— Assigned task —
How many lines in the entries below contain the word "icon"? Answer with the number and nothing else.

— Dataset —
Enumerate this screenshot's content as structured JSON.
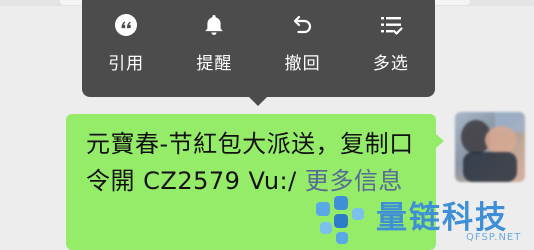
{
  "context_menu": {
    "items": [
      {
        "label": "引用",
        "icon": "quote-icon"
      },
      {
        "label": "提醒",
        "icon": "bell-icon"
      },
      {
        "label": "撤回",
        "icon": "undo-icon"
      },
      {
        "label": "多选",
        "icon": "multi-select-icon"
      }
    ]
  },
  "message": {
    "text": "元寶春-节紅包大派送，复制口令開 CZ2579 Vu:/ ",
    "more_link": "更多信息"
  },
  "watermark": {
    "title": "量链科技",
    "subtitle": "QFSP.NET"
  },
  "colors": {
    "menu_bg": "#4c4c4c",
    "bubble_bg": "#95ec69",
    "link": "#576b95",
    "watermark": "#3f8fd6"
  }
}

— Exercise result —
4